This presentation demonstrates accurate spatio-temporal gait data classification from raw tomography sensor data without the need to reconstruct images. This is based on a simple yet efficient machine learning methodology based on a convolutional neural network architecture for learning spatio-temporal features, automatically end-to-end from raw sensor data. In a case study on a floor pressure tomography sensor, experimental results show an effective gait pattern classification F-score performance of 97.88 1.70%. It is shown that the automatic extraction of classification features from raw data leads to a substantially better performance, compared to features derived by shallow machine learning models that use the reconstructed images as input, implying that for the purpose of automatic decision-making it is possible to eliminate the image reconstruction step.
Flow Bohl, UX Architect, Bloomberg New Energy Finance
♦ What is the Bloomberg approach to data visualisation?
♦ How does animation matter in data viz?
♦ How can data viz be made feasible for large scale consumption on web and video?
Uros Strel Lencic, Lead UX/UI Designer,Koodee
Delivering habit-forming products is a must for every organisation to succeed. From race prediction experience and providing insights into the relative ease of living a healthy life to hiring the right candidates for restaurants, shops and events. Using and visualising data to enhance user experience can massively help. This talk will present how UX/UI design can communicate data effectively to create engaging data enhanced applications that are built on a solid foundation of data analysis and visualisation.
Emma Cosh, Freelance Visualisation Director
There’s an abundance of beautiful data visualisation in the public sphere, but inside companies and analytics teams, the standard is often much lower. This talk proposes that User Experience Design is the key to transforming internal data visualisations and provides a simple framework and design tips to begin the journey.
Pete Moore, Founder, Chief Strategist and GDPR expert, Look At Your Data Ltd.
Demystifying the GDPR with a graph database. The GDPR is only 99 articles long. These articles refer to themselves 447(!) times. Reading the GDPR is difficult and you can use Graphing to do it more efficiently. For example, article 83 refers to 22 different parts of the regulation: read it last! Which article should you read first? The graph visualisation we create will tell us that and more. I needed to do this because I am not a lawyer and I needed to read the GDPR in an order that made sense. Repeat: I AM NOT A LAWYER. The content is given from a data strategy point of view and whilst it is intended to inform and enlighten, it is not binding.
Kasper Van Lombeek, Data Scientist and Co-Founder, Rockestate
Since the 1 million euro contest to improve the performance of the Netflix recommendation engine, recommender algorithms are one of the hottest topics in data science today. That is why we, passionate data scientists, had to build our own recommendation engine. As young fathers with lots of friends having babies, we asked ourselves: can we build a service that finds out your taste and recommends a baby name for you? Today we have a solid website www.namesilike.com that does exactly that.

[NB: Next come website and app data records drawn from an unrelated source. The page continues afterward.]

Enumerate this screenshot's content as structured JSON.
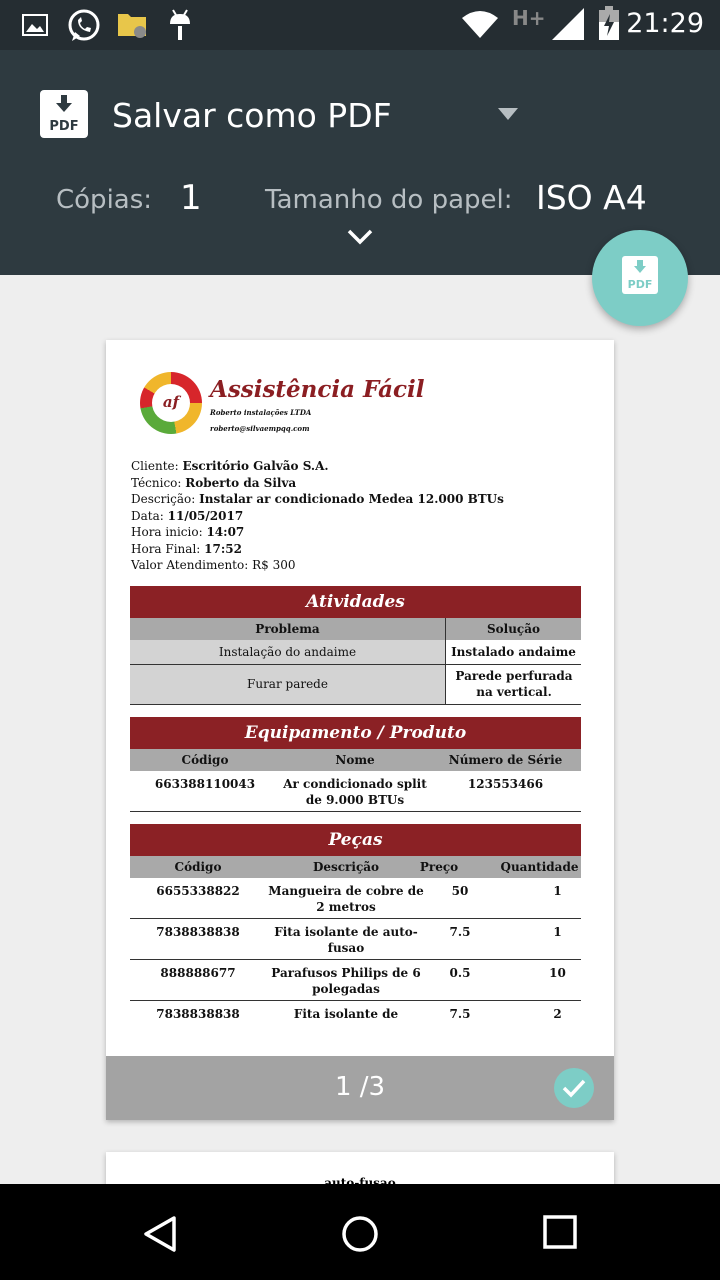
{
  "status_bar": {
    "time": "21:29",
    "network": "H+"
  },
  "header": {
    "destination": "Salvar como PDF",
    "pdf_icon_label": "PDF",
    "copies_label": "Cópias:",
    "copies_value": "1",
    "paper_label": "Tamanho do papel:",
    "paper_value": "ISO A4"
  },
  "fab": {
    "label": "PDF"
  },
  "document": {
    "brand": "Assistência Fácil",
    "logo_text": "af",
    "company": "Roberto instalações LTDA",
    "email": "roberto@silvaempqq.com",
    "info": [
      {
        "label": "Cliente:",
        "value": "Escritório Galvão S.A."
      },
      {
        "label": "Técnico:",
        "value": "Roberto da Silva"
      },
      {
        "label": "Descrição:",
        "value": "Instalar ar condicionado Medea 12.000 BTUs"
      },
      {
        "label": "Data:",
        "value": "11/05/2017"
      },
      {
        "label": "Hora inicio:",
        "value": "14:07"
      },
      {
        "label": "Hora Final:",
        "value": "17:52"
      },
      {
        "label": "Valor Atendimento:",
        "value": "R$ 300"
      }
    ],
    "atividades": {
      "title": "Atividades",
      "headers": [
        "Problema",
        "Solução"
      ],
      "rows": [
        [
          "Instalação do andaime",
          "Instalado andaime"
        ],
        [
          "Furar parede",
          "Parede perfurada na vertical."
        ]
      ]
    },
    "equipamento": {
      "title": "Equipamento / Produto",
      "headers": [
        "Código",
        "Nome",
        "Número de Série"
      ],
      "rows": [
        [
          "663388110043",
          "Ar condicionado split de 9.000 BTUs",
          "123553466"
        ]
      ]
    },
    "pecas": {
      "title": "Peças",
      "headers": [
        "Código",
        "Descrição",
        "Preço",
        "Quantidade"
      ],
      "rows": [
        [
          "6655338822",
          "Mangueira de cobre de 2 metros",
          "50",
          "1"
        ],
        [
          "7838838838",
          "Fita isolante de auto-fusao",
          "7.5",
          "1"
        ],
        [
          "888888677",
          "Parafusos Philips de 6 polegadas",
          "0.5",
          "10"
        ],
        [
          "7838838838",
          "Fita isolante de",
          "7.5",
          "2"
        ]
      ]
    },
    "page_indicator": "1 /3",
    "next_page_text": "auto-fusao"
  },
  "colors": {
    "toolbar": "#2e3a40",
    "statusbar": "#252d32",
    "accent": "#7dcdc6",
    "brand": "#8b1e22"
  }
}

With today’s online tutorials, it is not very difficult to learn how to build a recommender system based on a dataset. Those tutorials only talk about mathematically optimizing the algorithm. But that is not what you have to optimize! You have to set up a whole process online, starting from finding out the user’s taste with the least possible effort, and ending with showing the recommendations. The difference between optimizing the accuracy versus the user experience is enormous. For example: some of the most interesting algorithms create beautiful visualizations of your products. Although you lose a bit in prediction power, the gain in user experience is enormous. In our talk we highlight some of these trade-offs. They are all real lessons learned on Names I Like, validated by thousands of user clicks.